Acne is a common skin condition that occurs when hair follicles become clogged with oil and dead skin cells. It often leads to the formation of pimples, blackheads, and whiteheads, and can sometimes cause more severe forms such as cysts or nodules. Acne commonly appears on the face, chest, back, and shoulders.
The exact causes of acne are not fully understood, but several factors contribute to its development, including:
- Excess oil production: Increased sebum production by the sebaceous glands can clog hair follicles.
- Bacteria: Propionibacterium acnes, a type of bacteria that normally lives on the skin, can multiply in clogged pores and cause inflammation.
- Hormonal changes: Hormonal fluctuations during puberty, menstrual cycles, pregnancy, and stress can trigger acne.
- Clogged pores: Dead skin cells can accumulate and block the hair follicles, leading to acne formation.
- Inflammation: When the hair follicles rupture, it can cause inflammation and redness.
Treatment options for acne vary depending on the severity of the condition. Mild to moderate acne can often be managed with over-the-counter treatments, while severe acne may require prescription medications or other interventions.

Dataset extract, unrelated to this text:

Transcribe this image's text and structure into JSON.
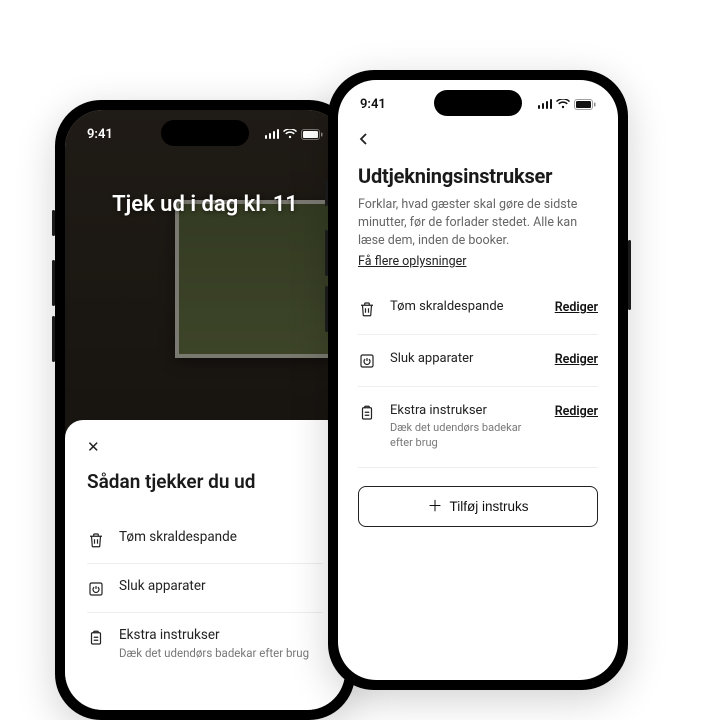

Here are some common approaches:
- Topical treatments: Over-the-counter creams, gels, or lotions containing ingredients like benzoyl peroxide, salicylic acid, or retinoids can help unclog pores, reduce oil production, and fight bacteria.

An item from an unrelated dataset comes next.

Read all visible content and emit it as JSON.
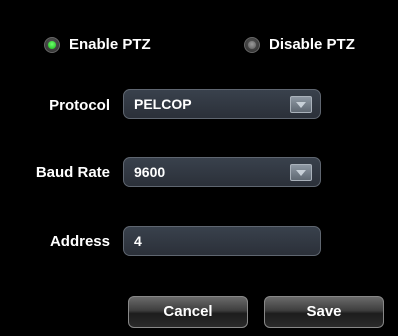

- Oral medications: In cases of moderate to severe acne, a dermatologist may prescribe oral antibiotics (e.g., tetracycline, doxycycline) to control bacterial growth or oral contraceptives (for women) to regulate hormone levels. Isotretinoin, a potent medication derived from vitamin A, is sometimes prescribed for severe acne that does not respond to other treatments, but it has significant side effects and requires close monitoring.
- Combination therapy: Dermatologists may recommend combining different topical and oral medications for more effective treatment.
- Professional procedures: In-office treatments performed by dermatologists or trained professionals may include chemical peels, microdermabrasion, laser therapy, or corticosteroid injections for severe inflammatory acne lesions.
- Lifestyle and self-care: Good skincare practices can help manage acne. This includes gentle cleansing of the skin twice a day, avoiding excessive scrubbing or picking at the lesions, and using non-comedogenic (non-pore-clogging) skincare products. A healthy diet, regular exercise, stress management, and adequate sleep can also contribute to overall skin health.
It’s important to consult with a dermatologist or healthcare professional to determine the most appropriate treatment plan for your specific case, as they can assess the severity of your acne and recommend the best course of action.